= Task instructions =
Could you find every line in the entries below that holds the word "name" and copy it?

[Data about app and page elements]
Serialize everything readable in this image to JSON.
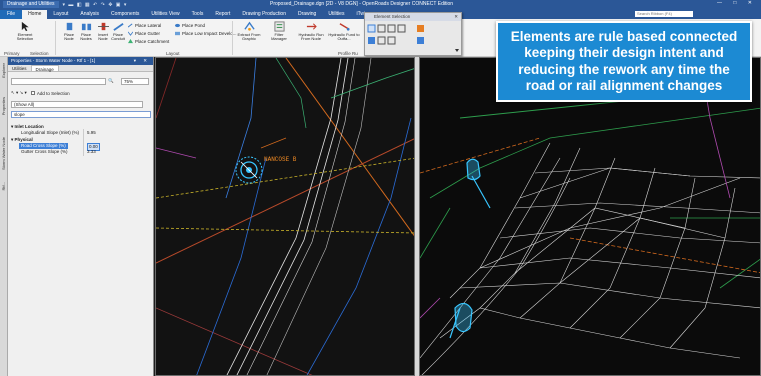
{
  "titlebar": {
    "workspace": "Drainage and Utilities",
    "title": "Proposed_Drainage.dgn [2D - V8 DGN] - OpenRoads Designer CONNECT Edition",
    "quick_access": "▾ ▬ ◧ ▦ ↶ ↷ ✥ ▣ ▾",
    "window_controls": "— □ ✕"
  },
  "ribbon": {
    "tabs": [
      "File",
      "Home",
      "Layout",
      "Analysis",
      "Components",
      "Utilities View",
      "Tools",
      "Report",
      "Drawing Production",
      "Drawing",
      "Utilities",
      "iTwin"
    ],
    "active_tab": "Home",
    "search_placeholder": "Search Ribbon (F4)",
    "buttons": {
      "element_selection": "Element Selection",
      "place_node": "Place Node",
      "place_nodes": "Place Nodes",
      "insert_node": "Insert Node",
      "place_conduit": "Place Conduit",
      "place_lateral": "Place Lateral",
      "place_gutter": "Place Gutter",
      "place_catchment": "Place Catchment",
      "place_pond": "Place Pond",
      "place_low_impact": "Place Low Impact Develo...",
      "extract_from_graphic": "Extract From Graphic",
      "filter_manager": "Filter Manager",
      "hydraulic_run_from_node": "Hydraulic Run From Node",
      "hydraulic_fund_to_outfall": "Hydraulic Fund to Outfa...",
      "profile_run": "Profile Ru"
    },
    "groups": {
      "primary": "Primary",
      "selection": "Selection",
      "layout": "Layout"
    }
  },
  "element_selection_toolbar": {
    "title": "Element Selection"
  },
  "left_strip": {
    "labels": [
      "Explorer",
      "Properties",
      "Storm Water Node",
      "Rtf..."
    ]
  },
  "properties": {
    "title": "Properties - Storm Water Node - Rtf 1 - [1]",
    "tabs": [
      "Utilities",
      "Drainage"
    ],
    "active_tab": "Drainage",
    "add_to_selection": "Add to Selection",
    "zoom_value": "75%",
    "show_combo": "(Show All)",
    "filter_value": "slope",
    "sections": {
      "inlet_location": "Inlet Location",
      "physical": "Physical"
    },
    "rows": [
      {
        "name": "Longitudinal Slope (Inlet) (%)",
        "value": "5.95"
      },
      {
        "name": "Road Cross Slope (%)",
        "value": "0.00"
      },
      {
        "name": "Gutter Cross Slope (%)",
        "value": "3.33"
      }
    ]
  },
  "views": {
    "view1_title": "View 1, Default",
    "view2_title": "View 1, Default 2D",
    "node_label": "NANCOSE B"
  },
  "callout": {
    "lines": [
      "Elements are rule based connected",
      "keeping their design intent and",
      "reducing the rework any time the",
      "road or rail alignment changes"
    ]
  },
  "colors": {
    "titlebar": "#2b5797",
    "callout": "#1c8ad3",
    "node_highlight": "#38c6ff"
  }
}
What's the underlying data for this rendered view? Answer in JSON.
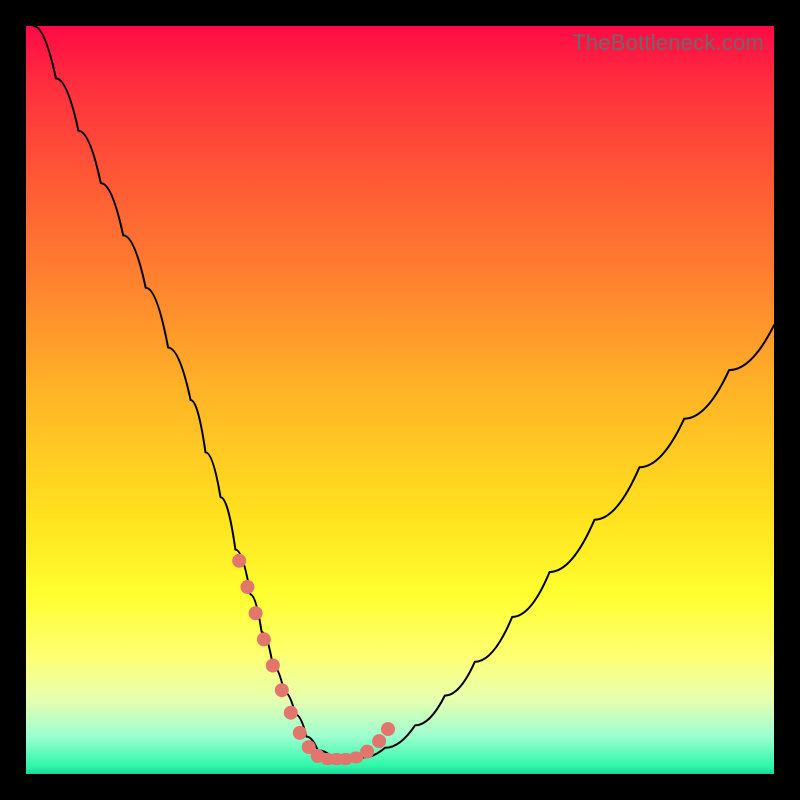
{
  "watermark": "TheBottleneck.com",
  "colors": {
    "background": "#000000",
    "curve": "#000000",
    "marker": "#e2766d",
    "gradient_top": "#ff0a45",
    "gradient_bottom": "#1ad49a"
  },
  "chart_data": {
    "type": "line",
    "title": "",
    "xlabel": "",
    "ylabel": "",
    "xlim": [
      0,
      100
    ],
    "ylim": [
      0,
      100
    ],
    "series": [
      {
        "name": "bottleneck-curve",
        "x": [
          1,
          4,
          7,
          10,
          13,
          16,
          19,
          22,
          24,
          26,
          28,
          30,
          31.5,
          33,
          34.5,
          36,
          37.5,
          39,
          41,
          43,
          45,
          48,
          52,
          56,
          60,
          65,
          70,
          76,
          82,
          88,
          94,
          100
        ],
        "y": [
          100,
          93,
          86,
          79,
          72,
          65,
          57,
          50,
          43,
          37,
          30,
          24,
          19,
          14.5,
          11,
          8,
          5,
          3.2,
          2.2,
          2,
          2.2,
          3.5,
          6.5,
          10.5,
          15,
          21,
          27,
          34,
          41,
          47.5,
          54,
          60
        ]
      }
    ],
    "markers": {
      "name": "highlight-dots",
      "x": [
        28.5,
        29.6,
        30.7,
        31.8,
        33.0,
        34.2,
        35.4,
        36.6,
        37.8,
        39.0,
        40.2,
        41.4,
        42.6,
        44.0,
        45.6,
        47.2,
        48.4
      ],
      "y": [
        28.5,
        25.0,
        21.5,
        18.0,
        14.5,
        11.2,
        8.2,
        5.5,
        3.6,
        2.4,
        2.0,
        2.0,
        2.0,
        2.2,
        3.0,
        4.4,
        6.0
      ]
    }
  }
}
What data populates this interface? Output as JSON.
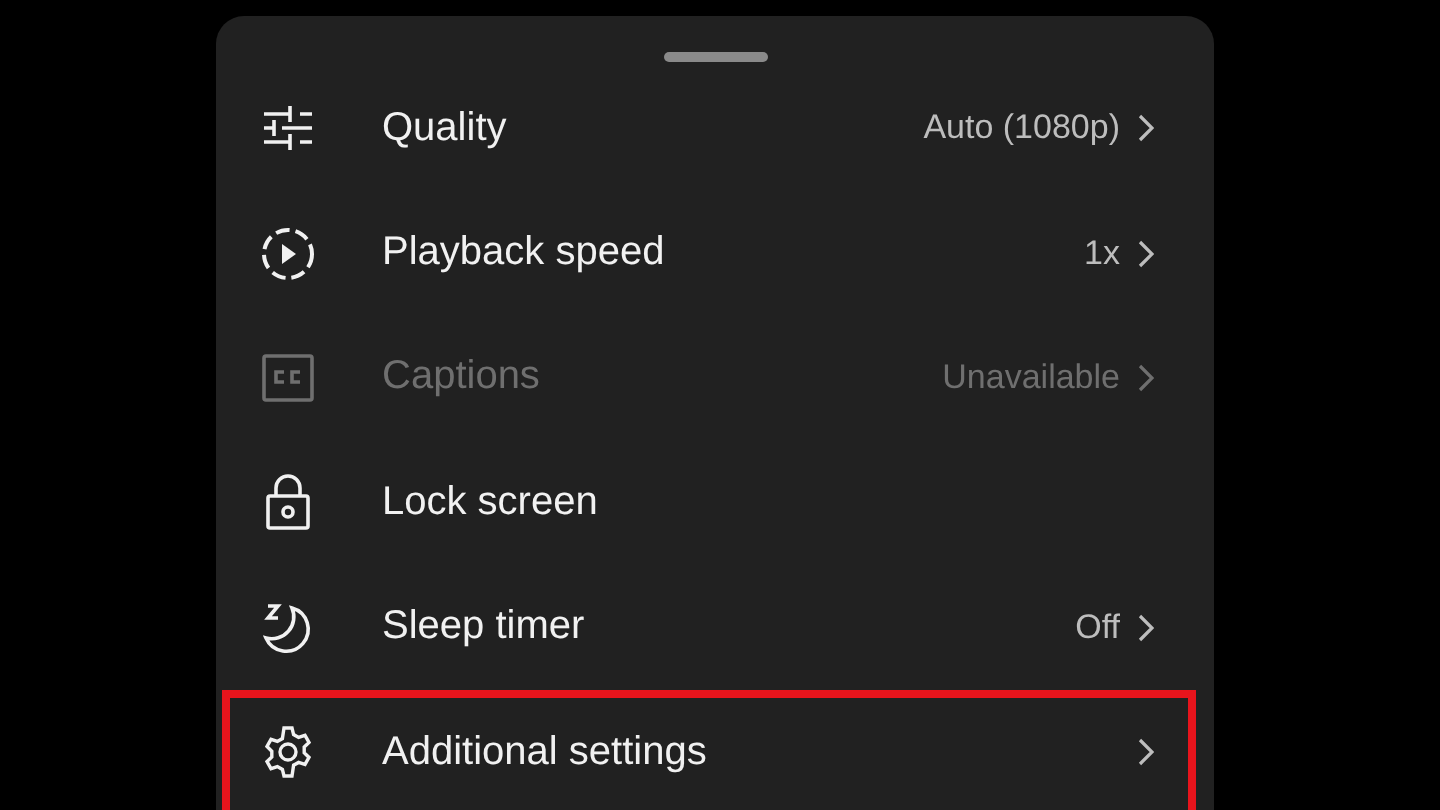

= Solved exercise =
        "name": "Longitudinal Slope (Inlet) (%)",
        "name": "Road Cross Slope (%)",
        "name": "Gutter Cross Slope (%)",
        "name": "bottleneck-curve",
      "name": "highlight-dots",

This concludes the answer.